  • Fiscal year 1898: Stringham, Goldsborough and Bailey (Torpedo Boats Nos. 19–21).
  • Fiscal year 1899: German-built Somers and never-commissioned Manley (Torpedo Boats Nos. 22–23); three Bagley-class, Bagley, Barney and Biddle (Torpedo Boats Nos. 24–26), seven Blakely-class Blakely, DeLong, Shubrick, Stockton, Thornton, Tingey and Wilkes (Torpedo Boats Nos. 27, 28 and 31–35) and two Nicholson-class Nicholson and O’Brien (Torpedo Boats Nos. 29–30).

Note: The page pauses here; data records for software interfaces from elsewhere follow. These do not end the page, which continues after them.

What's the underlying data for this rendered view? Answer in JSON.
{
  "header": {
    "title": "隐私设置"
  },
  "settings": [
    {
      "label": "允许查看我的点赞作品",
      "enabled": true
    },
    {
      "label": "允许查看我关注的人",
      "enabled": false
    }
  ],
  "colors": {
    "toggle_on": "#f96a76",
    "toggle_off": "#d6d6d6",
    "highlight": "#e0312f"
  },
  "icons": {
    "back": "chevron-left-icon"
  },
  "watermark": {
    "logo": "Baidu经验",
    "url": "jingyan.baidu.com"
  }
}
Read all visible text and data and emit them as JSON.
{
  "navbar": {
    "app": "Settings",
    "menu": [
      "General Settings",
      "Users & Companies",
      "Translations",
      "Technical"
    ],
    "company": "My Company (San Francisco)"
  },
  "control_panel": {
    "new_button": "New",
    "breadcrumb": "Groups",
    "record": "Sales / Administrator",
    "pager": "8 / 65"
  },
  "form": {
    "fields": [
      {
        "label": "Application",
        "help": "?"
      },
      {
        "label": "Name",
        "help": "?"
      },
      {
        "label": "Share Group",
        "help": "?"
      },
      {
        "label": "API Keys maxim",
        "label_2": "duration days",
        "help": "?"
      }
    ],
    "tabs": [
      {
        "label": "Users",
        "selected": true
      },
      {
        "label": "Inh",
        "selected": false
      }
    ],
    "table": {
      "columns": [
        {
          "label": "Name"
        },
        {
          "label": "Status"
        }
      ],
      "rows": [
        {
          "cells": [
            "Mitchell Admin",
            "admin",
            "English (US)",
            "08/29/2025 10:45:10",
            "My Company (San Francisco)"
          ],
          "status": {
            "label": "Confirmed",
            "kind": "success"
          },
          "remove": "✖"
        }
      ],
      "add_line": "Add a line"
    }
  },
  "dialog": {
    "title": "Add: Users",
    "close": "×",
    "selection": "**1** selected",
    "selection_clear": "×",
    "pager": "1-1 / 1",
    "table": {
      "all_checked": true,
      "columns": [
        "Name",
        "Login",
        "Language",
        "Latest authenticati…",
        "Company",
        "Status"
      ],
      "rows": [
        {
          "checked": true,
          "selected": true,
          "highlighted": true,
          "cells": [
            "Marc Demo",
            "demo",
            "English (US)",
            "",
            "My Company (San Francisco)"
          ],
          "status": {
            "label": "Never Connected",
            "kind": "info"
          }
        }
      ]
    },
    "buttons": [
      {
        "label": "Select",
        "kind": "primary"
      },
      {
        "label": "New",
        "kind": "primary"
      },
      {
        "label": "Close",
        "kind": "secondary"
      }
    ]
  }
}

Ten boats operated in the 17-week Spanish-American War of 1898: Cushing, Ericsson, Foote, Rodgers, Winslow, Porter and Du Pont (Torpedo Boats Nos. 1–7) and the smaller Talbot, Gwin and McKee (Torpedo Boats Nos. 15, 16 and 18). Off Cuba, Winslow received battle damage and casualties in an engagement at Cárdenas Bay on 11 May while Ericsson took part in the 3 July battle off Santiago.

Three torpedo boats saw active service as late as World War I. Others were relegated to auxiliary roles or disposed of prior to that time.

1 Source: Bauer & Roberts.